● Problem description: Below are the records; they must be reproduced verbatim.

# # # # # # #

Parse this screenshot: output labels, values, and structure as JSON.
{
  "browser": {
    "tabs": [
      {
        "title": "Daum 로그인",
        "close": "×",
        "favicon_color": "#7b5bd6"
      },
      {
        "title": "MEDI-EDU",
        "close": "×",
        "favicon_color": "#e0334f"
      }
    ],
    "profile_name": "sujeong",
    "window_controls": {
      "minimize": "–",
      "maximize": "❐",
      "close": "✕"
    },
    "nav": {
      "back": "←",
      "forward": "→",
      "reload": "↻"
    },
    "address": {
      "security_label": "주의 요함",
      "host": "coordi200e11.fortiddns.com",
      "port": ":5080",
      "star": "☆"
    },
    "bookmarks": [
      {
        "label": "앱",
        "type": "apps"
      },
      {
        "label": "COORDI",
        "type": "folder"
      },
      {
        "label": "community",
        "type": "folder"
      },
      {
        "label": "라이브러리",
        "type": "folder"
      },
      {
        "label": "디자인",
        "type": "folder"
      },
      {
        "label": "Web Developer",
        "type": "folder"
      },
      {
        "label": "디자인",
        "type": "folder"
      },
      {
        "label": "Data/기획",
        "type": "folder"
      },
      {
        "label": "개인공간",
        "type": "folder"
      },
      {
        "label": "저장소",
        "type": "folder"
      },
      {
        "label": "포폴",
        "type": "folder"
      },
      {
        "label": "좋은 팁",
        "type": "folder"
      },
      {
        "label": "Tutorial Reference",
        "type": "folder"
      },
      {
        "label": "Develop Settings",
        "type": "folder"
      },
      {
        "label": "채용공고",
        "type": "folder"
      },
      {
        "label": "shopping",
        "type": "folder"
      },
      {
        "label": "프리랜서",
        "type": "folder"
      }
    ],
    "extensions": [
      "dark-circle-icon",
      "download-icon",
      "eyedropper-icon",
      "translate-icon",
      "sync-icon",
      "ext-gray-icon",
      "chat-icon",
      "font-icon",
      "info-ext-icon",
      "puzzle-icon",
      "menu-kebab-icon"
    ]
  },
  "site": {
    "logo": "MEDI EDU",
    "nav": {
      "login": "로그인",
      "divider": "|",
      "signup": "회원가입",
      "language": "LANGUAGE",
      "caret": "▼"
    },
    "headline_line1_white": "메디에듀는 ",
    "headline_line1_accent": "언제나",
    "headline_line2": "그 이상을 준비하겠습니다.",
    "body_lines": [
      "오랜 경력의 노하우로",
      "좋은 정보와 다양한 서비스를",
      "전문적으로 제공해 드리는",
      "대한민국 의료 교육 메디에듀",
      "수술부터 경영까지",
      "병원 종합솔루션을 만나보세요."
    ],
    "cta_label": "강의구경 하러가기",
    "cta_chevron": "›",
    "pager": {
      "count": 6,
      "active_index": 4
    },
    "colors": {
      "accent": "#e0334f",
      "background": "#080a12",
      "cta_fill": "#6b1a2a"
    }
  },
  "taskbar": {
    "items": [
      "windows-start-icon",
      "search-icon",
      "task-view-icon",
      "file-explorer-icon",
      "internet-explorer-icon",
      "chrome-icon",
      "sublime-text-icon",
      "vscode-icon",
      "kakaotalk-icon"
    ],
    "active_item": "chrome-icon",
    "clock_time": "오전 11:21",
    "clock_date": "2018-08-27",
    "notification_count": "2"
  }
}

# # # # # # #

● Task solution:
Parse this screenshot: output labels, values, and structure as JSON.
{
  "browser": {
    "tabs": [
      {
        "title": "Daum 로그인",
        "close": "×",
        "favicon_color": "#7b5bd6"
      },
      {
        "title": "MEDI-EDU",
        "close": "×",
        "favicon_color": "#e0334f"
      }
    ],
    "profile_name": "sujeong",
    "window_controls": {
      "minimize": "–",
      "maximize": "❐",
      "close": "✕"
    },
    "nav": {
      "back": "←",
      "forward": "→",
      "reload": "↻"
    },
    "address": {
      "security_label": "주의 요함",
      "host": "coordi200e11.fortiddns.com",
      "port": ":5080",
      "star": "☆"
    },
    "bookmarks": [
      {
        "label": "앱",
        "type": "apps"
      },
      {
        "label": "COORDI",
        "type": "folder"
      },
      {
        "label": "community",
        "type": "folder"
      },
      {
        "label": "라이브러리",
        "type": "folder"
      },
      {
        "label": "디자인",
        "type": "folder"
      },
      {
        "label": "Web Developer",
        "type": "folder"
      },
      {
        "label": "디자인",
        "type": "folder"
      },
      {
        "label": "Data/기획",
        "type": "folder"
      },
      {
        "label": "개인공간",
        "type": "folder"
      },
      {
        "label": "저장소",
        "type": "folder"
      },
      {
        "label": "포폴",
        "type": "folder"
      },
      {
        "label": "좋은 팁",
        "type": "folder"
      },
      {
        "label": "Tutorial Reference",
        "type": "folder"
      },
      {
        "label": "Develop Settings",
        "type": "folder"
      },
      {
        "label": "채용공고",
        "type": "folder"
      },
      {
        "label": "shopping",
        "type": "folder"
      },
      {
        "label": "프리랜서",
        "type": "folder"
      }
    ],
    "extensions": [
      "dark-circle-icon",
      "download-icon",
      "eyedropper-icon",
      "translate-icon",
      "sync-icon",
      "ext-gray-icon",
      "chat-icon",
      "font-icon",
      "info-ext-icon",
      "puzzle-icon",
      "menu-kebab-icon"
    ]
  },
  "site": {
    "logo": "MEDI EDU",
    "nav": {
      "login": "로그인",
      "divider": "|",
      "signup": "회원가입",
      "language": "LANGUAGE",
      "caret": "▼"
    },
    "headline_line1_white": "메디에듀는 ",
    "headline_line1_accent": "언제나",
    "headline_line2": "그 이상을 준비하겠습니다.",
    "body_lines": [
      "오랜 경력의 노하우로",
      "좋은 정보와 다양한 서비스를",
      "전문적으로 제공해 드리는",
      "대한민국 의료 교육 메디에듀",
      "수술부터 경영까지",
      "병원 종합솔루션을 만나보세요."
    ],
    "cta_label": "강의구경 하러가기",
    "cta_chevron": "›",
    "pager": {
      "count": 6,
      "active_index": 4
    },
    "colors": {
      "accent": "#e0334f",
      "background": "#080a12",
      "cta_fill": "#6b1a2a"
    }
  },
  "taskbar": {
    "items": [
      "windows-start-icon",
      "search-icon",
      "task-view-icon",
      "file-explorer-icon",
      "internet-explorer-icon",
      "chrome-icon",
      "sublime-text-icon",
      "vscode-icon",
      "kakaotalk-icon"
    ],
    "active_item": "chrome-icon",
    "clock_time": "오전 11:21",
    "clock_date": "2018-08-27",
    "notification_count": "2"
  }
}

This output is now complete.